Required work: Return all of the data verbatim, dropping any picture.

--- Data for processing ---

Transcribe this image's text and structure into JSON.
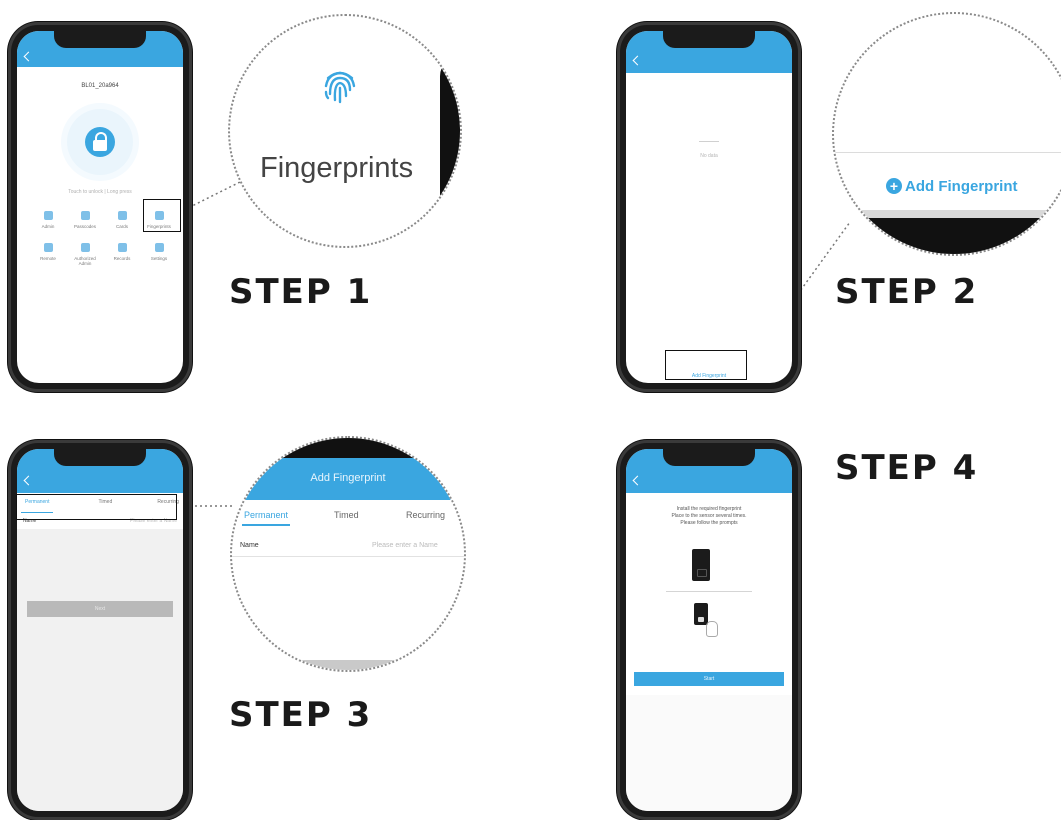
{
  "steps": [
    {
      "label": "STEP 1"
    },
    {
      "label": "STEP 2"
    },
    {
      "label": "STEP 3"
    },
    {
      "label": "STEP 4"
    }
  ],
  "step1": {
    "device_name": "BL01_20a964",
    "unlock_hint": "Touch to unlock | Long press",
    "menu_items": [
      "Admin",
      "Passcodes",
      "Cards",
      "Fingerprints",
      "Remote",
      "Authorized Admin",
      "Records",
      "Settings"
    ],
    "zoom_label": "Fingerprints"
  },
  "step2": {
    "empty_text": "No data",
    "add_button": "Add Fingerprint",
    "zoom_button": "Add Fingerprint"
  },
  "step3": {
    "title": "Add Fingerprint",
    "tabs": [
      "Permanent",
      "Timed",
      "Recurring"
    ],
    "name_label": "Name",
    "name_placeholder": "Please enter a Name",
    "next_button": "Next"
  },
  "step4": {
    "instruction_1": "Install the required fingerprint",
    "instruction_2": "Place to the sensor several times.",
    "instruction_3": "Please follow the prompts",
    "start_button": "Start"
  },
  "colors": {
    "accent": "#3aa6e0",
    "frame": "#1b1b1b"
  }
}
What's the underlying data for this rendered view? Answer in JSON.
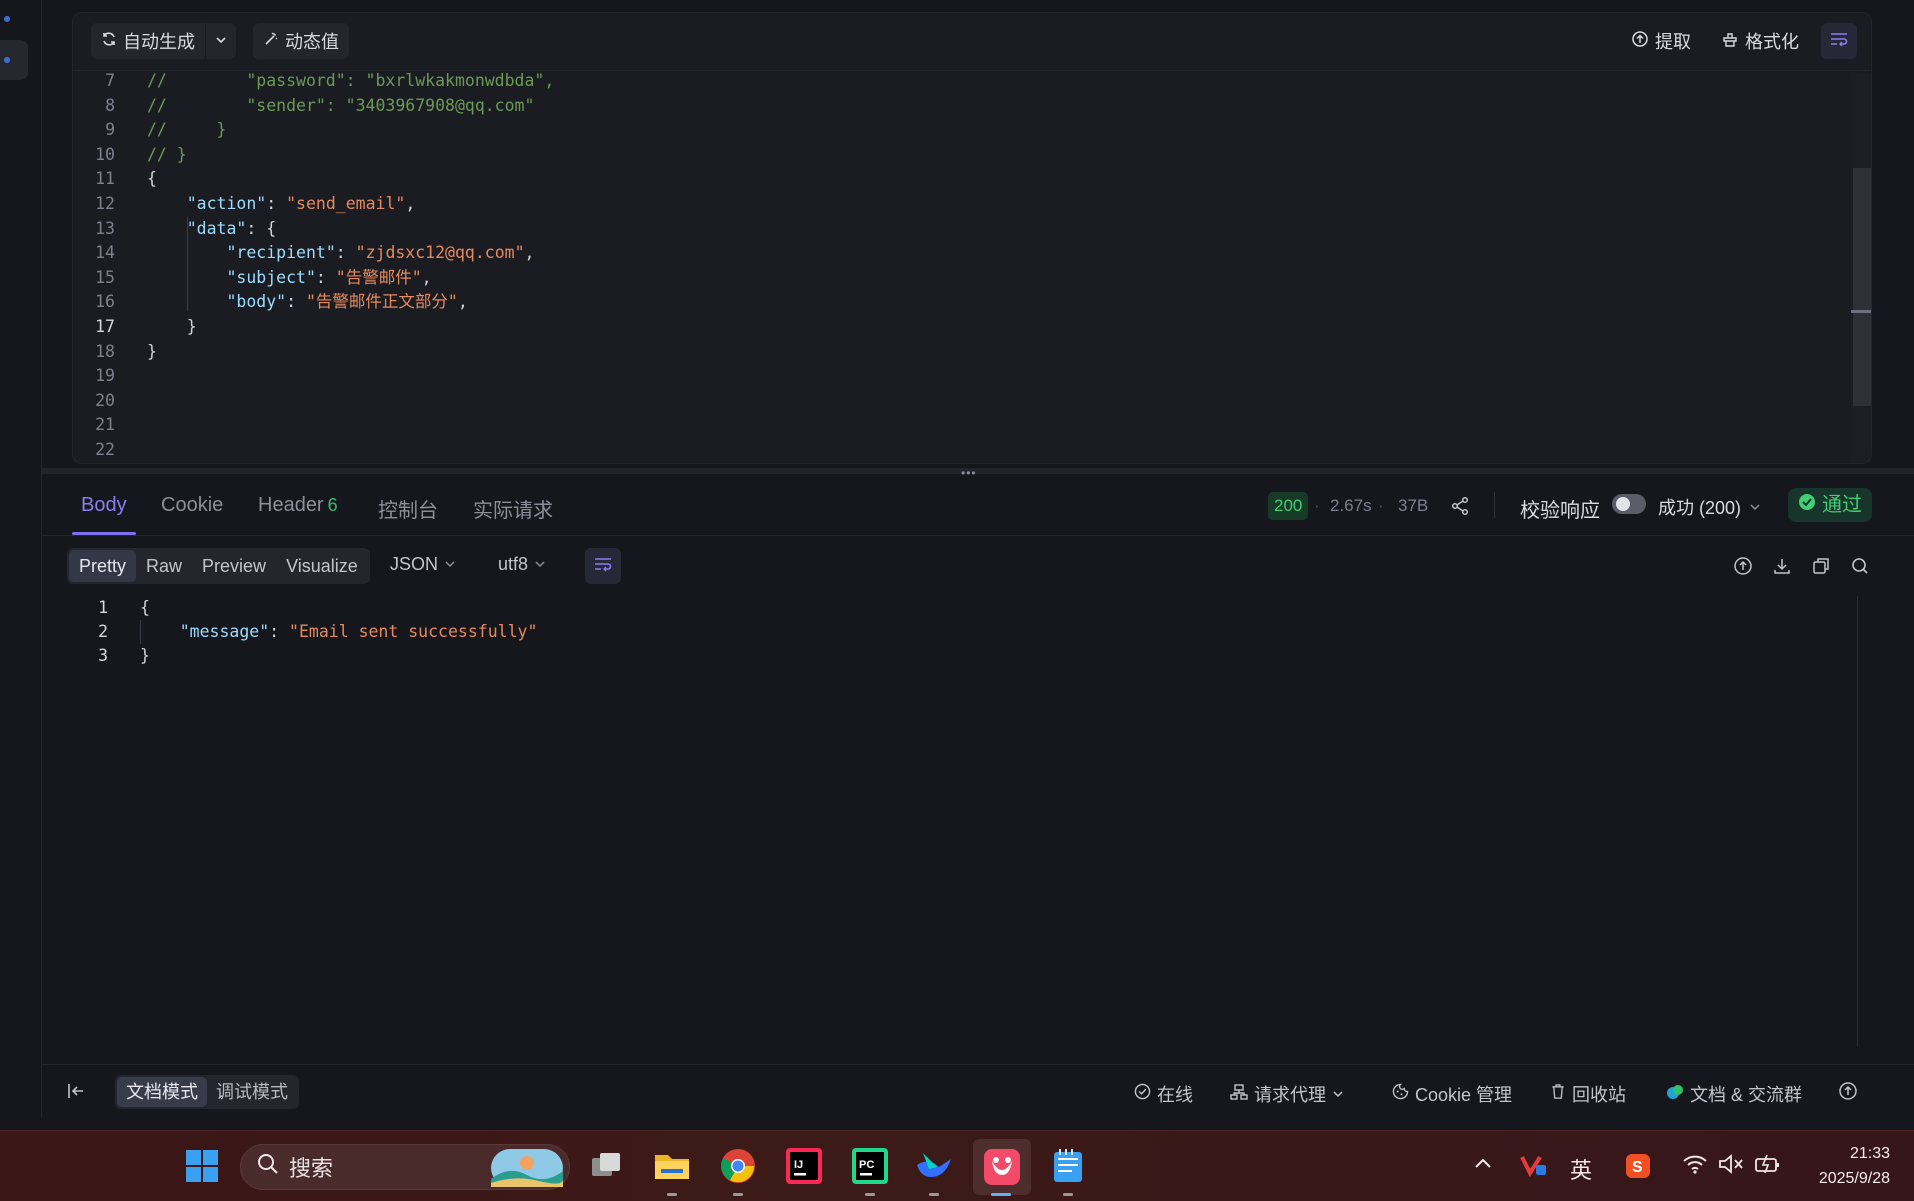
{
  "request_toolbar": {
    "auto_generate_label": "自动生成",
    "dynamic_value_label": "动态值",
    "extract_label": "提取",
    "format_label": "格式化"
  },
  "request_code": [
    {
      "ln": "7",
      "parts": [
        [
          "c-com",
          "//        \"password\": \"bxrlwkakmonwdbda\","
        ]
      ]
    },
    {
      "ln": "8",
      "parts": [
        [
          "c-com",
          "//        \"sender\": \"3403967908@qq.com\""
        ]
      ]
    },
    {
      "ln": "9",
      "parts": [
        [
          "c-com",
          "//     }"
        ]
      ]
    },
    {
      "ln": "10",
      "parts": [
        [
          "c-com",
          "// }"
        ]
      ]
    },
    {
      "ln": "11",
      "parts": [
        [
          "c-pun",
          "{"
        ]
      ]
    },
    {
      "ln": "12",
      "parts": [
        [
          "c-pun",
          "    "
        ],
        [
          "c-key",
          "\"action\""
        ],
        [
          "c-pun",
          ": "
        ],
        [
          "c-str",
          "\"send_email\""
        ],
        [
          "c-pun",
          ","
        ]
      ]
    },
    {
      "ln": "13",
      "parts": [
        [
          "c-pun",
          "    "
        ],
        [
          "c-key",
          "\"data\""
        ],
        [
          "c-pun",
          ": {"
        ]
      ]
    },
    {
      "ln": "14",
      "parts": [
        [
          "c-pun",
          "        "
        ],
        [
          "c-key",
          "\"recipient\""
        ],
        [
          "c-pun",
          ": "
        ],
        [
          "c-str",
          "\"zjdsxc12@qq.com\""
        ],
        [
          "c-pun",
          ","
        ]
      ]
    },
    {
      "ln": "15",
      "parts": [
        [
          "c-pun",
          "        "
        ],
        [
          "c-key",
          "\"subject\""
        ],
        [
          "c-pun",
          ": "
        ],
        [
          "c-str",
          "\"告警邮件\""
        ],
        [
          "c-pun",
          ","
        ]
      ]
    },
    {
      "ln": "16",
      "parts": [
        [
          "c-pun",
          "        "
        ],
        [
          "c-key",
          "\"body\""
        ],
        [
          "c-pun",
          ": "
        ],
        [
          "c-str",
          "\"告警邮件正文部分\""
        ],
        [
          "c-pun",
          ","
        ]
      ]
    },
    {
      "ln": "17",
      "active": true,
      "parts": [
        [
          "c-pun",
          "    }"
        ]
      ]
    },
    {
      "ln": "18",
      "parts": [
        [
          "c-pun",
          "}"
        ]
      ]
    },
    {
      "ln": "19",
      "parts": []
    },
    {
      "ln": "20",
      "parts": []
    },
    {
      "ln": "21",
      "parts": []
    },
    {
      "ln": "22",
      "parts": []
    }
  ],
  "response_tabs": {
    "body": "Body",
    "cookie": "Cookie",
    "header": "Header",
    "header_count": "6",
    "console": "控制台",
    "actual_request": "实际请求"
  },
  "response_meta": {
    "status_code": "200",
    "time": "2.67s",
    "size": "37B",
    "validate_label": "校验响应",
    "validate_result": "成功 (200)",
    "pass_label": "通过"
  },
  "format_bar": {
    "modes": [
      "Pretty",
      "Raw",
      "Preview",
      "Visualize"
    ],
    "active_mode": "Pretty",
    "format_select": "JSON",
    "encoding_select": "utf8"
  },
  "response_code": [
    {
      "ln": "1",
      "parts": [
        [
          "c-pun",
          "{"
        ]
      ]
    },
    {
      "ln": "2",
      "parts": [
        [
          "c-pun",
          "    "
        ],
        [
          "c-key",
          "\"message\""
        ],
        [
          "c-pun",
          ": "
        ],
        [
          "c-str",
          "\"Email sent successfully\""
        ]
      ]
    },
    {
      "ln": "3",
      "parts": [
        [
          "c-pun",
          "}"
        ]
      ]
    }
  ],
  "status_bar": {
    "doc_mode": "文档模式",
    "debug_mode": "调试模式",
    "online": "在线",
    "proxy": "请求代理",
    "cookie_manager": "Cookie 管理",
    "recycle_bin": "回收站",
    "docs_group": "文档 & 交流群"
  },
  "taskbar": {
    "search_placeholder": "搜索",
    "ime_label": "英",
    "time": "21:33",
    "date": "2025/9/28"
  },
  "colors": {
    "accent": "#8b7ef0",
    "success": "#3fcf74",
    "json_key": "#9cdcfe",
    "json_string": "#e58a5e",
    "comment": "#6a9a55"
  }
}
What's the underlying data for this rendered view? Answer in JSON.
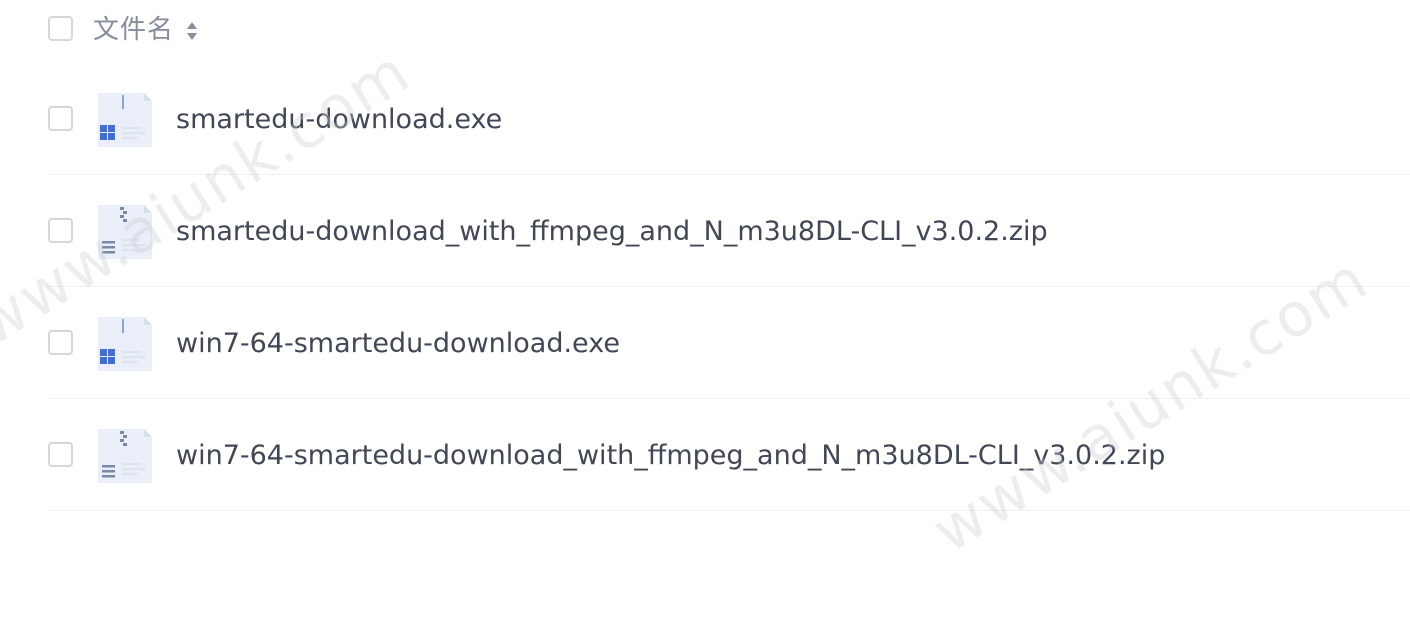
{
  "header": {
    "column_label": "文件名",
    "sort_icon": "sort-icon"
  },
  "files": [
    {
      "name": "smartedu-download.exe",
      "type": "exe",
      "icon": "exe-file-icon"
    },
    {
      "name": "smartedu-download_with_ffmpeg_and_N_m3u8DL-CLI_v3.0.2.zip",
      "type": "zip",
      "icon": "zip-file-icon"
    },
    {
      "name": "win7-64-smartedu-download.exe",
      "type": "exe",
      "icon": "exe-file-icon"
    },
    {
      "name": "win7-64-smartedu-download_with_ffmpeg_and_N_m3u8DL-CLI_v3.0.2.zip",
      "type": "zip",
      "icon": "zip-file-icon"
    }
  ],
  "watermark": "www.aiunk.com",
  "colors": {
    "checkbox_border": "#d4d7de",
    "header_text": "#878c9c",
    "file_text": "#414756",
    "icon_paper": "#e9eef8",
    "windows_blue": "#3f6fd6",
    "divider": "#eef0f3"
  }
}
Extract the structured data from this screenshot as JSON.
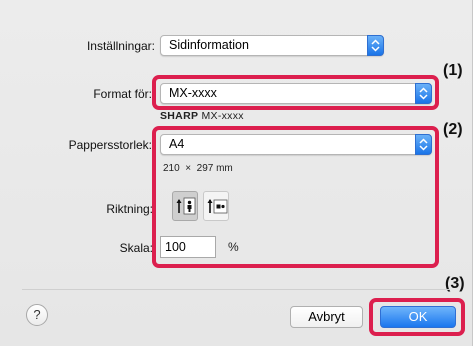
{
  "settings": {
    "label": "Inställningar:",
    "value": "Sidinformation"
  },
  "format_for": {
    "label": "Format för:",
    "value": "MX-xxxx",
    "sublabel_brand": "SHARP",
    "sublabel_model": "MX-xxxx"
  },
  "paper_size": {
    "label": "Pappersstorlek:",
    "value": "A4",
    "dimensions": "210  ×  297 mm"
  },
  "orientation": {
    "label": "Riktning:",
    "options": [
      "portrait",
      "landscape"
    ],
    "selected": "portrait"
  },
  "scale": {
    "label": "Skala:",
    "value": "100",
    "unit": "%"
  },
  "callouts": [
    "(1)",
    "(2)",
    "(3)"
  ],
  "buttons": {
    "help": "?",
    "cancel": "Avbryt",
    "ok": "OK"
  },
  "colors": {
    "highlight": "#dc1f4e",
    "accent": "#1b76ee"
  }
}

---

Exercise response:
Transcribe this image's text and structure into JSON.
{
  "steps": [
    {
      "label": "STEP 1"
    },
    {
      "label": "STEP 2"
    },
    {
      "label": "STEP 3"
    },
    {
      "label": "STEP 4"
    }
  ],
  "step1": {
    "device_name": "BL01_20a964",
    "unlock_hint": "Touch to unlock | Long press",
    "menu_items": [
      "Admin",
      "Passcodes",
      "Cards",
      "Fingerprints",
      "Remote",
      "Authorized Admin",
      "Records",
      "Settings"
    ],
    "zoom_label": "Fingerprints"
  },
  "step2": {
    "empty_text": "No data",
    "add_button": "Add Fingerprint",
    "zoom_button": "Add Fingerprint"
  },
  "step3": {
    "title": "Add Fingerprint",
    "tabs": [
      "Permanent",
      "Timed",
      "Recurring"
    ],
    "name_label": "Name",
    "name_placeholder": "Please enter a Name",
    "next_button": "Next"
  },
  "step4": {
    "instruction_1": "Install the required fingerprint",
    "instruction_2": "Place to the sensor several times.",
    "instruction_3": "Please follow the prompts",
    "start_button": "Start"
  },
  "colors": {
    "accent": "#3aa6e0",
    "frame": "#1b1b1b"
  }
}
What's the underlying data for this rendered view? Answer in JSON.
{
  "request_toolbar": {
    "auto_generate_label": "自动生成",
    "dynamic_value_label": "动态值",
    "extract_label": "提取",
    "format_label": "格式化"
  },
  "request_code": [
    {
      "ln": "7",
      "parts": [
        [
          "c-com",
          "//        \"password\": \"bxrlwkakmonwdbda\","
        ]
      ]
    },
    {
      "ln": "8",
      "parts": [
        [
          "c-com",
          "//        \"sender\": \"3403967908@qq.com\""
        ]
      ]
    },
    {
      "ln": "9",
      "parts": [
        [
          "c-com",
          "//     }"
        ]
      ]
    },
    {
      "ln": "10",
      "parts": [
        [
          "c-com",
          "// }"
        ]
      ]
    },
    {
      "ln": "11",
      "parts": [
        [
          "c-pun",
          "{"
        ]
      ]
    },
    {
      "ln": "12",
      "parts": [
        [
          "c-pun",
          "    "
        ],
        [
          "c-key",
          "\"action\""
        ],
        [
          "c-pun",
          ": "
        ],
        [
          "c-str",
          "\"send_email\""
        ],
        [
          "c-pun",
          ","
        ]
      ]
    },
    {
      "ln": "13",
      "parts": [
        [
          "c-pun",
          "    "
        ],
        [
          "c-key",
          "\"data\""
        ],
        [
          "c-pun",
          ": {"
        ]
      ]
    },
    {
      "ln": "14",
      "parts": [
        [
          "c-pun",
          "        "
        ],
        [
          "c-key",
          "\"recipient\""
        ],
        [
          "c-pun",
          ": "
        ],
        [
          "c-str",
          "\"zjdsxc12@qq.com\""
        ],
        [
          "c-pun",
          ","
        ]
      ]
    },
    {
      "ln": "15",
      "parts": [
        [
          "c-pun",
          "        "
        ],
        [
          "c-key",
          "\"subject\""
        ],
        [
          "c-pun",
          ": "
        ],
        [
          "c-str",
          "\"告警邮件\""
        ],
        [
          "c-pun",
          ","
        ]
      ]
    },
    {
      "ln": "16",
      "parts": [
        [
          "c-pun",
          "        "
        ],
        [
          "c-key",
          "\"body\""
        ],
        [
          "c-pun",
          ": "
        ],
        [
          "c-str",
          "\"告警邮件正文部分\""
        ],
        [
          "c-pun",
          ","
        ]
      ]
    },
    {
      "ln": "17",
      "active": true,
      "parts": [
        [
          "c-pun",
          "    }"
        ]
      ]
    },
    {
      "ln": "18",
      "parts": [
        [
          "c-pun",
          "}"
        ]
      ]
    },
    {
      "ln": "19",
      "parts": []
    },
    {
      "ln": "20",
      "parts": []
    },
    {
      "ln": "21",
      "parts": []
    },
    {
      "ln": "22",
      "parts": []
    }
  ],
  "response_tabs": {
    "body": "Body",
    "cookie": "Cookie",
    "header": "Header",
    "header_count": "6",
    "console": "控制台",
    "actual_request": "实际请求"
  },
  "response_meta": {
    "status_code": "200",
    "time": "2.67s",
    "size": "37B",
    "validate_label": "校验响应",
    "validate_result": "成功 (200)",
    "pass_label": "通过"
  },
  "format_bar": {
    "modes": [
      "Pretty",
      "Raw",
      "Preview",
      "Visualize"
    ],
    "active_mode": "Pretty",
    "format_select": "JSON",
    "encoding_select": "utf8"
  },
  "response_code": [
    {
      "ln": "1",
      "parts": [
        [
          "c-pun",
          "{"
        ]
      ]
    },
    {
      "ln": "2",
      "parts": [
        [
          "c-pun",
          "    "
        ],
        [
          "c-key",
          "\"message\""
        ],
        [
          "c-pun",
          ": "
        ],
        [
          "c-str",
          "\"Email sent successfully\""
        ]
      ]
    },
    {
      "ln": "3",
      "parts": [
        [
          "c-pun",
          "}"
        ]
      ]
    }
  ],
  "status_bar": {
    "doc_mode": "文档模式",
    "debug_mode": "调试模式",
    "online": "在线",
    "proxy": "请求代理",
    "cookie_manager": "Cookie 管理",
    "recycle_bin": "回收站",
    "docs_group": "文档 & 交流群"
  },
  "taskbar": {
    "search_placeholder": "搜索",
    "ime_label": "英",
    "time": "21:33",
    "date": "2025/9/28"
  },
  "colors": {
    "accent": "#8b7ef0",
    "success": "#3fcf74",
    "json_key": "#9cdcfe",
    "json_string": "#e58a5e",
    "comment": "#6a9a55"
  }
}
What's the underlying data for this rendered view? Answer in JSON.
{
  "header": {
    "column_label": "文件名",
    "sort_icon": "sort-icon"
  },
  "files": [
    {
      "name": "smartedu-download.exe",
      "type": "exe",
      "icon": "exe-file-icon"
    },
    {
      "name": "smartedu-download_with_ffmpeg_and_N_m3u8DL-CLI_v3.0.2.zip",
      "type": "zip",
      "icon": "zip-file-icon"
    },
    {
      "name": "win7-64-smartedu-download.exe",
      "type": "exe",
      "icon": "exe-file-icon"
    },
    {
      "name": "win7-64-smartedu-download_with_ffmpeg_and_N_m3u8DL-CLI_v3.0.2.zip",
      "type": "zip",
      "icon": "zip-file-icon"
    }
  ],
  "watermark": "www.aiunk.com",
  "colors": {
    "checkbox_border": "#d4d7de",
    "header_text": "#878c9c",
    "file_text": "#414756",
    "icon_paper": "#e9eef8",
    "windows_blue": "#3f6fd6",
    "divider": "#eef0f3"
  }
}
Extract the structured data from this screenshot as JSON.
{
  "settings": {
    "label": "Inställningar:",
    "value": "Sidinformation"
  },
  "format_for": {
    "label": "Format för:",
    "value": "MX-xxxx",
    "sublabel_brand": "SHARP",
    "sublabel_model": "MX-xxxx"
  },
  "paper_size": {
    "label": "Pappersstorlek:",
    "value": "A4",
    "dimensions": "210  ×  297 mm"
  },
  "orientation": {
    "label": "Riktning:",
    "options": [
      "portrait",
      "landscape"
    ],
    "selected": "portrait"
  },
  "scale": {
    "label": "Skala:",
    "value": "100",
    "unit": "%"
  },
  "callouts": [
    "(1)",
    "(2)",
    "(3)"
  ],
  "buttons": {
    "help": "?",
    "cancel": "Avbryt",
    "ok": "OK"
  },
  "colors": {
    "highlight": "#dc1f4e",
    "accent": "#1b76ee"
  }
}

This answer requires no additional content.